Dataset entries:
______________________________

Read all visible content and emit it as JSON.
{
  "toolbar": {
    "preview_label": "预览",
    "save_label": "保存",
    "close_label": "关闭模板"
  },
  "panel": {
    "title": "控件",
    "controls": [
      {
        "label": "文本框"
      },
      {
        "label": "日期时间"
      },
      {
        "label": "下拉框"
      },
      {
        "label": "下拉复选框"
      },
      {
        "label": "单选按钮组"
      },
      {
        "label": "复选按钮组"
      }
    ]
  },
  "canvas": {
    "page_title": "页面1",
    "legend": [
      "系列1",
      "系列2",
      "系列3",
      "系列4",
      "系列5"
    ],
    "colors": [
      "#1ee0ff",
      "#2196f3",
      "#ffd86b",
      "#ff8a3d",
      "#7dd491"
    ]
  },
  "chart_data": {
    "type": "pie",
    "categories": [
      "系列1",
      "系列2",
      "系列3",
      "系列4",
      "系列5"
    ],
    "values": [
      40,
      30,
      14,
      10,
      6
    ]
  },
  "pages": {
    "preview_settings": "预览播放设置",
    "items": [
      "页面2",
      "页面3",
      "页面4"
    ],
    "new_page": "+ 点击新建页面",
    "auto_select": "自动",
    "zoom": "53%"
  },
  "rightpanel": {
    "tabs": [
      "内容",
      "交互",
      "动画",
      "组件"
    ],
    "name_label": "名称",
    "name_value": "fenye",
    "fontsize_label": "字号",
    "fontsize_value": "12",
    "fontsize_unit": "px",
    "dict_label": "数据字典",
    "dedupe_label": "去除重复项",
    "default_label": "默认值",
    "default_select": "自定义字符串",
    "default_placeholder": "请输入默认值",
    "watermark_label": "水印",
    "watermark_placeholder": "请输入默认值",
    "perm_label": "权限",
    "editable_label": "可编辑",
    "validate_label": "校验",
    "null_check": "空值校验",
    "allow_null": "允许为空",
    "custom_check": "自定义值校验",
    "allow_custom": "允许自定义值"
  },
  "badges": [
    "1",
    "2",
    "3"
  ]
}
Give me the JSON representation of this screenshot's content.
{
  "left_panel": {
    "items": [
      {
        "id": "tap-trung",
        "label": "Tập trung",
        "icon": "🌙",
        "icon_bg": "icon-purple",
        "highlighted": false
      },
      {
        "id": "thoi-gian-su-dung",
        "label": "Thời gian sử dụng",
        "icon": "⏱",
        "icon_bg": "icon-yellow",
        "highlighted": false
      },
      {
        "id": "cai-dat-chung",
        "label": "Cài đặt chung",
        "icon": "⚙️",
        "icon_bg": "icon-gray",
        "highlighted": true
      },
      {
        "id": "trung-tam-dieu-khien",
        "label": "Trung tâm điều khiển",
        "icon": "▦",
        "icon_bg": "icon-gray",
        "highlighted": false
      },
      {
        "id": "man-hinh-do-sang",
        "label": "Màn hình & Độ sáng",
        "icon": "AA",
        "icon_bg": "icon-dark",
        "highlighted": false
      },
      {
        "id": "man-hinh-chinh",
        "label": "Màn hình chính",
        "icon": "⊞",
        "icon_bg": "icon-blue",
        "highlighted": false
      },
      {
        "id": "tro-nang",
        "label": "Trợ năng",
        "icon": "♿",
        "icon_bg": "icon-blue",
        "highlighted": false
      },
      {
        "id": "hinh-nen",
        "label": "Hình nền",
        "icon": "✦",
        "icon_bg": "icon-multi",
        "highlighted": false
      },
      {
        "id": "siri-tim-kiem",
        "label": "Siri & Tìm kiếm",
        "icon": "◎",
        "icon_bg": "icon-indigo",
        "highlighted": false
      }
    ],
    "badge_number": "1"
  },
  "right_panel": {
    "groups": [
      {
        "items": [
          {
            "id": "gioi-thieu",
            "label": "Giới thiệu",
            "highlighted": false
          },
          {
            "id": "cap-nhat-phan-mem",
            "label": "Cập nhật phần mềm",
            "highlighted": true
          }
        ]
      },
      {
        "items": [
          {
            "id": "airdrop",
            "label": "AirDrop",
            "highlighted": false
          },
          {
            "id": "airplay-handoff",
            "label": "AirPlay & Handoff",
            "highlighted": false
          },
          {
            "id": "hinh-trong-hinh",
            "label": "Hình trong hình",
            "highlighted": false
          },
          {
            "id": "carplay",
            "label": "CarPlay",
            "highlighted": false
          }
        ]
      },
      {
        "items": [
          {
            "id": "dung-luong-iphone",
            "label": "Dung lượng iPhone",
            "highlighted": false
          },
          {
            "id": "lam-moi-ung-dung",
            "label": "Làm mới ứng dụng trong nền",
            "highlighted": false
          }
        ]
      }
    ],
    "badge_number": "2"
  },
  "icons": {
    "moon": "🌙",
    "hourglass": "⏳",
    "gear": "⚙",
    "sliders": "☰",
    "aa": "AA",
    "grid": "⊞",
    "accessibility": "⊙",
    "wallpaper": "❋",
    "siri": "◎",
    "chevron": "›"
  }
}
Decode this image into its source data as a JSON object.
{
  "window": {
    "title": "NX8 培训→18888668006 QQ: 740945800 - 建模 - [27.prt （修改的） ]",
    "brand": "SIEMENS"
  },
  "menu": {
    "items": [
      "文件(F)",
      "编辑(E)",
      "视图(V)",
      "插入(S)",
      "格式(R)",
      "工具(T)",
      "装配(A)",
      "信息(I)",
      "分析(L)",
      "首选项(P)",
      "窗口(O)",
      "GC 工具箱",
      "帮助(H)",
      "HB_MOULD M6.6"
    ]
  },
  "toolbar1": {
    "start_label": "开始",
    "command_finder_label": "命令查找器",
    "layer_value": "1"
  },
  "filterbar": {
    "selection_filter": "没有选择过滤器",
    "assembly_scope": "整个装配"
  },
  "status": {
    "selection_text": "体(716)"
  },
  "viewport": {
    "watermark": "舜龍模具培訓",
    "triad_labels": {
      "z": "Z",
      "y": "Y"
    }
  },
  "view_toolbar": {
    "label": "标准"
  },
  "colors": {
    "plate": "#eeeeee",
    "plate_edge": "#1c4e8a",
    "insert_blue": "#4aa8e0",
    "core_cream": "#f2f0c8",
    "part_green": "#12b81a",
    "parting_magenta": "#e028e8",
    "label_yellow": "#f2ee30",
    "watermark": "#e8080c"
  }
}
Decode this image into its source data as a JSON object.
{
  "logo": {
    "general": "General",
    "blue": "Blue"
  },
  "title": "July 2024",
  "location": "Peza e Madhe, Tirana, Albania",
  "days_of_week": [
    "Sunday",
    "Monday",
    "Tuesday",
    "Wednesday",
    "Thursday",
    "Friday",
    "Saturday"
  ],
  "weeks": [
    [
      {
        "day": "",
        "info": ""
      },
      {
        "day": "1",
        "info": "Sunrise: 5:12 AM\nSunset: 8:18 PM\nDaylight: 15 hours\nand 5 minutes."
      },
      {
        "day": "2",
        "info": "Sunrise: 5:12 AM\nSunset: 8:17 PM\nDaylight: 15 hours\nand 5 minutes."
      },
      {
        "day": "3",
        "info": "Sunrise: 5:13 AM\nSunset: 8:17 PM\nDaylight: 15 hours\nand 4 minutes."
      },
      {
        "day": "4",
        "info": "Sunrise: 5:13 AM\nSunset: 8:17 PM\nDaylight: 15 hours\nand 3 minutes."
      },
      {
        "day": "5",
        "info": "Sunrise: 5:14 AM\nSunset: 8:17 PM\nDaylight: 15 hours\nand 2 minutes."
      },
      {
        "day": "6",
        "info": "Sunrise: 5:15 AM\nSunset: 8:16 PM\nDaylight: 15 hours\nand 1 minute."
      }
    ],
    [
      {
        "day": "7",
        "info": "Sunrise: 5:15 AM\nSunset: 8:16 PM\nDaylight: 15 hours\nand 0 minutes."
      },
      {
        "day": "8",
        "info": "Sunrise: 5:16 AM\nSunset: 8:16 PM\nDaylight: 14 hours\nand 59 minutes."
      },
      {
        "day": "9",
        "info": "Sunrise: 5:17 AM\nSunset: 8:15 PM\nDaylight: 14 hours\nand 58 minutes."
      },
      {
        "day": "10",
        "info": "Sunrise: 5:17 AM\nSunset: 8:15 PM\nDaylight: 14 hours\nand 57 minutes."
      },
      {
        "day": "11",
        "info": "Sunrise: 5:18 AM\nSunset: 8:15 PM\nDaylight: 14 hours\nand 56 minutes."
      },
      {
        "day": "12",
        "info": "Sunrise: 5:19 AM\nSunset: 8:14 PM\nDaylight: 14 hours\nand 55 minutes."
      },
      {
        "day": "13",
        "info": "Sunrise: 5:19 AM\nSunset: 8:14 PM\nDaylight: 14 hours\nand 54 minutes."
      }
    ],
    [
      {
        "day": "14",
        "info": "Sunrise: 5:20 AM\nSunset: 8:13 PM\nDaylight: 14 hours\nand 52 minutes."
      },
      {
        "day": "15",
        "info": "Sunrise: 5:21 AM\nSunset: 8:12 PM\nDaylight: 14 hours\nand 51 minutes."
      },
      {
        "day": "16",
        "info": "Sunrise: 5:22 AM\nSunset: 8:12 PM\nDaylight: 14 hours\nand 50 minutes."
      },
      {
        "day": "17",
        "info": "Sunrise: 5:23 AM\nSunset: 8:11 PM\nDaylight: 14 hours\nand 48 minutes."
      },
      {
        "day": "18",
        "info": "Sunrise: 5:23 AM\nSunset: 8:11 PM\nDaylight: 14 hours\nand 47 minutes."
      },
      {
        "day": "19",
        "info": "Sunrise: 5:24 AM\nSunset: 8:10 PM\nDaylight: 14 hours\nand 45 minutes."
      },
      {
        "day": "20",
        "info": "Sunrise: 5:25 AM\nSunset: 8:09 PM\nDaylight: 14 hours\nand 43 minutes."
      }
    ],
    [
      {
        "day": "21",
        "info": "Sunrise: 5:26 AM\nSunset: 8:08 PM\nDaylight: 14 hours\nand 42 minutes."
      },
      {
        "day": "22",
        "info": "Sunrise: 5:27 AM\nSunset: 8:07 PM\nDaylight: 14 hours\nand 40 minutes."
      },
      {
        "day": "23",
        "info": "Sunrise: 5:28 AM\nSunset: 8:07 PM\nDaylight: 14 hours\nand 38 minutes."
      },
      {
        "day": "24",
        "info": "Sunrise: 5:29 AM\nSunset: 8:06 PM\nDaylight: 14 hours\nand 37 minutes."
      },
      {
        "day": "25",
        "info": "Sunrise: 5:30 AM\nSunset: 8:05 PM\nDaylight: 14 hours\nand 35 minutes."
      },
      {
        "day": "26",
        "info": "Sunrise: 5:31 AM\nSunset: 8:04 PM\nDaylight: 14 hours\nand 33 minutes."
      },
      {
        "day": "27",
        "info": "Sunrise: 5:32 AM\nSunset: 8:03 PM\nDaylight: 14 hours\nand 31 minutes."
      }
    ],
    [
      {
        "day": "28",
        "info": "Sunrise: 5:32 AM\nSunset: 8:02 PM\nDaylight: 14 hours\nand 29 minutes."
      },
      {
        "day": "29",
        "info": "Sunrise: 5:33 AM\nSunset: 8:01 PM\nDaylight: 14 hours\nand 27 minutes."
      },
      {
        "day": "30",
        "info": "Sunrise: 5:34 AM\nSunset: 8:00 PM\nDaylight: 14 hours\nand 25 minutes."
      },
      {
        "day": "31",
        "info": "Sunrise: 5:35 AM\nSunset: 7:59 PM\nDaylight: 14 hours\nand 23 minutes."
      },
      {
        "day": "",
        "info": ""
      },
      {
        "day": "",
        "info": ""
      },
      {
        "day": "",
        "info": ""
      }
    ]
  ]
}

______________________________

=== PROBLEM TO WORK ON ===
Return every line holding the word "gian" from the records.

=== OUTPUT OF THE EXERCISE ===
        "id": "thoi-gian-su-dung",
        "label": "Thời gian sử dụng",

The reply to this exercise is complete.